Collection entries:
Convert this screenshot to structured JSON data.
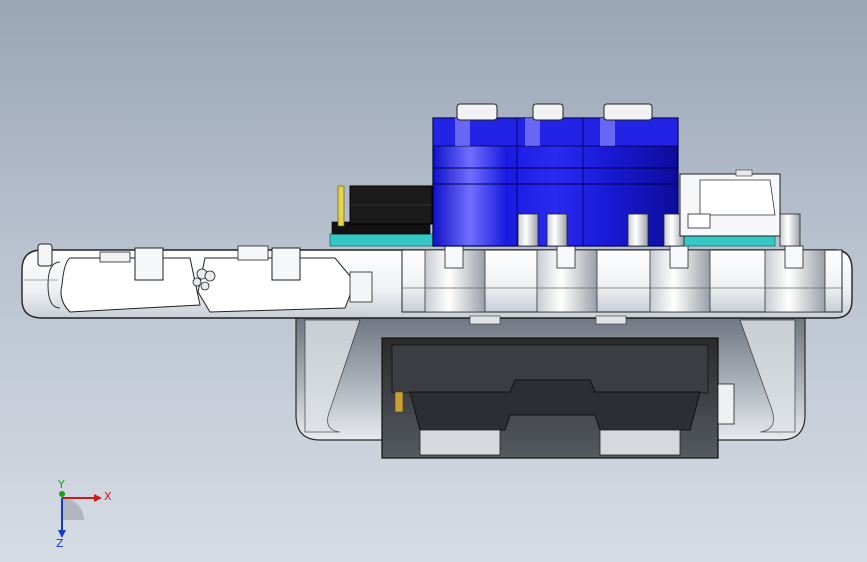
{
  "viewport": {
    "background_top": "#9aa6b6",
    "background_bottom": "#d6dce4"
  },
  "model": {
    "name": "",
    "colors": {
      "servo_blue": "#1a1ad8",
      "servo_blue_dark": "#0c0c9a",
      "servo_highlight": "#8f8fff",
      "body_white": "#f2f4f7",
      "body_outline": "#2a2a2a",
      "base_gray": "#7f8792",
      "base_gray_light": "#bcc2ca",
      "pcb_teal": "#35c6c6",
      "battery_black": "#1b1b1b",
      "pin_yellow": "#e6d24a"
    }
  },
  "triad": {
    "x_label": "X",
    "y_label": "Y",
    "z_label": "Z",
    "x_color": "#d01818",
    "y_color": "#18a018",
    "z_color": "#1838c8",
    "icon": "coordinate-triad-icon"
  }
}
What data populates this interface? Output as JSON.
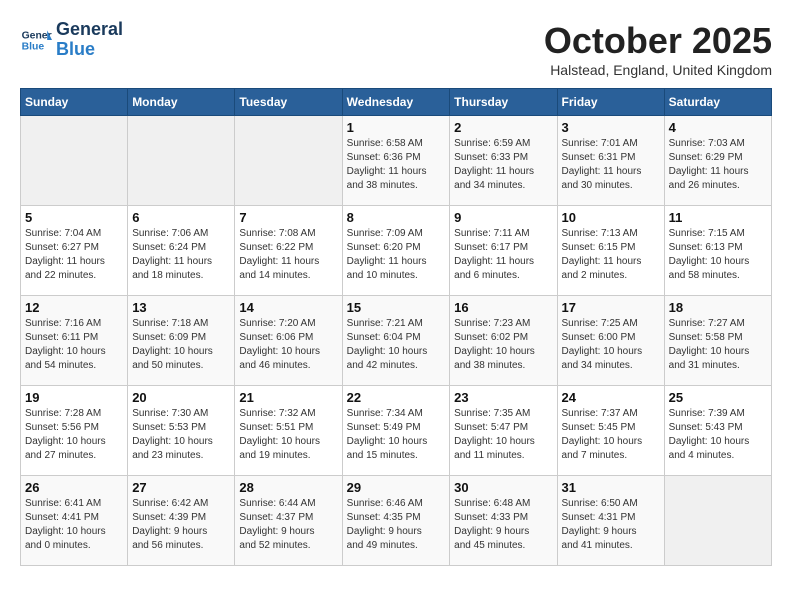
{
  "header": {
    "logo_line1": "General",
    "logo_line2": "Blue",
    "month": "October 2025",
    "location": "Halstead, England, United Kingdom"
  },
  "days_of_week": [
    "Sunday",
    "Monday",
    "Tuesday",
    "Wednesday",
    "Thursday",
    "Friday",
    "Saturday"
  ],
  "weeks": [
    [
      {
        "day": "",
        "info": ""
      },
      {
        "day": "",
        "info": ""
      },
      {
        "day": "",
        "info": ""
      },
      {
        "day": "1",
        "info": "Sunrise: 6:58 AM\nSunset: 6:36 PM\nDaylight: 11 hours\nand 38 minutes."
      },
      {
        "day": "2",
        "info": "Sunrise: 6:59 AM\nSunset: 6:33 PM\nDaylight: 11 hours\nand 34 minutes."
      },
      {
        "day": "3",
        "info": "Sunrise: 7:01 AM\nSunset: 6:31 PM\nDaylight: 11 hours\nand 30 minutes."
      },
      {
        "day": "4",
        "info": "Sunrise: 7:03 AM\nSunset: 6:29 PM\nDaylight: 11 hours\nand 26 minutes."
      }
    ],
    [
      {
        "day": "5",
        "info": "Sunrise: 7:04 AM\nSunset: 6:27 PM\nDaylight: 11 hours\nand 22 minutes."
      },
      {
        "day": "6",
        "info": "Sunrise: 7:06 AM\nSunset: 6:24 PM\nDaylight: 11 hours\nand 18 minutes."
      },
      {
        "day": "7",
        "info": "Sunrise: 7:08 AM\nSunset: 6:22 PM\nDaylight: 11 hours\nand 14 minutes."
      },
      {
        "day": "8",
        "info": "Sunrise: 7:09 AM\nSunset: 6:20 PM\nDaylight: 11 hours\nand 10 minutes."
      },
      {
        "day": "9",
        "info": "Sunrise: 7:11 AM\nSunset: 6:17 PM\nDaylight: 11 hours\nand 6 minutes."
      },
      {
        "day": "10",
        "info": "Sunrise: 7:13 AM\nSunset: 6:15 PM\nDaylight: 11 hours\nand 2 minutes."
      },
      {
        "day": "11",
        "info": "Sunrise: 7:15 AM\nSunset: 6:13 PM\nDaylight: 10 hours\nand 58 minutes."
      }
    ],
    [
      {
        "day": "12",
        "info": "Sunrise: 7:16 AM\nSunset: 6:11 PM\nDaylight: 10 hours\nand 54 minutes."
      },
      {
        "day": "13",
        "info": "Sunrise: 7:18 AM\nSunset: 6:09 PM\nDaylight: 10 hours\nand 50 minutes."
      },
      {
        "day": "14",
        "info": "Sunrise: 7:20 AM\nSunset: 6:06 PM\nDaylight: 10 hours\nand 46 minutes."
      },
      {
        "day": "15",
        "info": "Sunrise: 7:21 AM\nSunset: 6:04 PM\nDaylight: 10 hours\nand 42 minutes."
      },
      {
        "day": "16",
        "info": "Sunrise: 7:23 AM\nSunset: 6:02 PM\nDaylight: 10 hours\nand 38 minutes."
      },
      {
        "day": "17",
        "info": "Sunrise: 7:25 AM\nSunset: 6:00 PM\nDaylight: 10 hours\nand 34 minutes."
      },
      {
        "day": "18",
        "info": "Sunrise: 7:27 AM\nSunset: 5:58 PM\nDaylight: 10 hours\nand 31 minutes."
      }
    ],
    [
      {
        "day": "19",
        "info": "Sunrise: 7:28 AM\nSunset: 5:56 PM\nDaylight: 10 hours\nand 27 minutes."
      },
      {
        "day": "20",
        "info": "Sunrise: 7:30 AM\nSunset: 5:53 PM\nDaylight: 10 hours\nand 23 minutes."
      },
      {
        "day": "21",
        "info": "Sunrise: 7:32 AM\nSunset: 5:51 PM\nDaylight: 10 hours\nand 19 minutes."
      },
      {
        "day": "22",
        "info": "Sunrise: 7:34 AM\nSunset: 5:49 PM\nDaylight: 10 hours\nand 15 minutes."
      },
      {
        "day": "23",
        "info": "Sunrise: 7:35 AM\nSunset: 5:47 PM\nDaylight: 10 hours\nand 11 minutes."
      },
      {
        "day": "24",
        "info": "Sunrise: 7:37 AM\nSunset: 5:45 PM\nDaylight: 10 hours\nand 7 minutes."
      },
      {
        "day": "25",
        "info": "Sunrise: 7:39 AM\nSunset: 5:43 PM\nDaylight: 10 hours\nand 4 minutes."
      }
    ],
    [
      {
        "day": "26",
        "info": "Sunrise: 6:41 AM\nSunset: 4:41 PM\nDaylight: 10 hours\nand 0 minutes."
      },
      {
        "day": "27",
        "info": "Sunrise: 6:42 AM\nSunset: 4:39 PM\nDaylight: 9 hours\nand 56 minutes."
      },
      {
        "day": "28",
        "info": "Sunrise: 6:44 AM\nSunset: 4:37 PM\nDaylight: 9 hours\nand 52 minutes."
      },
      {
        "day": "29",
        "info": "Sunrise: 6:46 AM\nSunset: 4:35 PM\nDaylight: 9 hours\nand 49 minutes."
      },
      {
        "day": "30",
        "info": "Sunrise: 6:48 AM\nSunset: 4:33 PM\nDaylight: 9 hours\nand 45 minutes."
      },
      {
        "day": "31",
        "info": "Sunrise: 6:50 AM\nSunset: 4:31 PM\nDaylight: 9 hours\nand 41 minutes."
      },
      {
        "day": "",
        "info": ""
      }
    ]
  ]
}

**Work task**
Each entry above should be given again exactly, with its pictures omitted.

**Result**
Convert this screenshot to structured JSON data.
{
  "viewport": {
    "background_top": "#9aa6b6",
    "background_bottom": "#d6dce4"
  },
  "model": {
    "name": "",
    "colors": {
      "servo_blue": "#1a1ad8",
      "servo_blue_dark": "#0c0c9a",
      "servo_highlight": "#8f8fff",
      "body_white": "#f2f4f7",
      "body_outline": "#2a2a2a",
      "base_gray": "#7f8792",
      "base_gray_light": "#bcc2ca",
      "pcb_teal": "#35c6c6",
      "battery_black": "#1b1b1b",
      "pin_yellow": "#e6d24a"
    }
  },
  "triad": {
    "x_label": "X",
    "y_label": "Y",
    "z_label": "Z",
    "x_color": "#d01818",
    "y_color": "#18a018",
    "z_color": "#1838c8",
    "icon": "coordinate-triad-icon"
  }
}
What data populates this interface? Output as JSON.
{
  "header": {
    "logo_line1": "General",
    "logo_line2": "Blue",
    "month": "October 2025",
    "location": "Halstead, England, United Kingdom"
  },
  "days_of_week": [
    "Sunday",
    "Monday",
    "Tuesday",
    "Wednesday",
    "Thursday",
    "Friday",
    "Saturday"
  ],
  "weeks": [
    [
      {
        "day": "",
        "info": ""
      },
      {
        "day": "",
        "info": ""
      },
      {
        "day": "",
        "info": ""
      },
      {
        "day": "1",
        "info": "Sunrise: 6:58 AM\nSunset: 6:36 PM\nDaylight: 11 hours\nand 38 minutes."
      },
      {
        "day": "2",
        "info": "Sunrise: 6:59 AM\nSunset: 6:33 PM\nDaylight: 11 hours\nand 34 minutes."
      },
      {
        "day": "3",
        "info": "Sunrise: 7:01 AM\nSunset: 6:31 PM\nDaylight: 11 hours\nand 30 minutes."
      },
      {
        "day": "4",
        "info": "Sunrise: 7:03 AM\nSunset: 6:29 PM\nDaylight: 11 hours\nand 26 minutes."
      }
    ],
    [
      {
        "day": "5",
        "info": "Sunrise: 7:04 AM\nSunset: 6:27 PM\nDaylight: 11 hours\nand 22 minutes."
      },
      {
        "day": "6",
        "info": "Sunrise: 7:06 AM\nSunset: 6:24 PM\nDaylight: 11 hours\nand 18 minutes."
      },
      {
        "day": "7",
        "info": "Sunrise: 7:08 AM\nSunset: 6:22 PM\nDaylight: 11 hours\nand 14 minutes."
      },
      {
        "day": "8",
        "info": "Sunrise: 7:09 AM\nSunset: 6:20 PM\nDaylight: 11 hours\nand 10 minutes."
      },
      {
        "day": "9",
        "info": "Sunrise: 7:11 AM\nSunset: 6:17 PM\nDaylight: 11 hours\nand 6 minutes."
      },
      {
        "day": "10",
        "info": "Sunrise: 7:13 AM\nSunset: 6:15 PM\nDaylight: 11 hours\nand 2 minutes."
      },
      {
        "day": "11",
        "info": "Sunrise: 7:15 AM\nSunset: 6:13 PM\nDaylight: 10 hours\nand 58 minutes."
      }
    ],
    [
      {
        "day": "12",
        "info": "Sunrise: 7:16 AM\nSunset: 6:11 PM\nDaylight: 10 hours\nand 54 minutes."
      },
      {
        "day": "13",
        "info": "Sunrise: 7:18 AM\nSunset: 6:09 PM\nDaylight: 10 hours\nand 50 minutes."
      },
      {
        "day": "14",
        "info": "Sunrise: 7:20 AM\nSunset: 6:06 PM\nDaylight: 10 hours\nand 46 minutes."
      },
      {
        "day": "15",
        "info": "Sunrise: 7:21 AM\nSunset: 6:04 PM\nDaylight: 10 hours\nand 42 minutes."
      },
      {
        "day": "16",
        "info": "Sunrise: 7:23 AM\nSunset: 6:02 PM\nDaylight: 10 hours\nand 38 minutes."
      },
      {
        "day": "17",
        "info": "Sunrise: 7:25 AM\nSunset: 6:00 PM\nDaylight: 10 hours\nand 34 minutes."
      },
      {
        "day": "18",
        "info": "Sunrise: 7:27 AM\nSunset: 5:58 PM\nDaylight: 10 hours\nand 31 minutes."
      }
    ],
    [
      {
        "day": "19",
        "info": "Sunrise: 7:28 AM\nSunset: 5:56 PM\nDaylight: 10 hours\nand 27 minutes."
      },
      {
        "day": "20",
        "info": "Sunrise: 7:30 AM\nSunset: 5:53 PM\nDaylight: 10 hours\nand 23 minutes."
      },
      {
        "day": "21",
        "info": "Sunrise: 7:32 AM\nSunset: 5:51 PM\nDaylight: 10 hours\nand 19 minutes."
      },
      {
        "day": "22",
        "info": "Sunrise: 7:34 AM\nSunset: 5:49 PM\nDaylight: 10 hours\nand 15 minutes."
      },
      {
        "day": "23",
        "info": "Sunrise: 7:35 AM\nSunset: 5:47 PM\nDaylight: 10 hours\nand 11 minutes."
      },
      {
        "day": "24",
        "info": "Sunrise: 7:37 AM\nSunset: 5:45 PM\nDaylight: 10 hours\nand 7 minutes."
      },
      {
        "day": "25",
        "info": "Sunrise: 7:39 AM\nSunset: 5:43 PM\nDaylight: 10 hours\nand 4 minutes."
      }
    ],
    [
      {
        "day": "26",
        "info": "Sunrise: 6:41 AM\nSunset: 4:41 PM\nDaylight: 10 hours\nand 0 minutes."
      },
      {
        "day": "27",
        "info": "Sunrise: 6:42 AM\nSunset: 4:39 PM\nDaylight: 9 hours\nand 56 minutes."
      },
      {
        "day": "28",
        "info": "Sunrise: 6:44 AM\nSunset: 4:37 PM\nDaylight: 9 hours\nand 52 minutes."
      },
      {
        "day": "29",
        "info": "Sunrise: 6:46 AM\nSunset: 4:35 PM\nDaylight: 9 hours\nand 49 minutes."
      },
      {
        "day": "30",
        "info": "Sunrise: 6:48 AM\nSunset: 4:33 PM\nDaylight: 9 hours\nand 45 minutes."
      },
      {
        "day": "31",
        "info": "Sunrise: 6:50 AM\nSunset: 4:31 PM\nDaylight: 9 hours\nand 41 minutes."
      },
      {
        "day": "",
        "info": ""
      }
    ]
  ]
}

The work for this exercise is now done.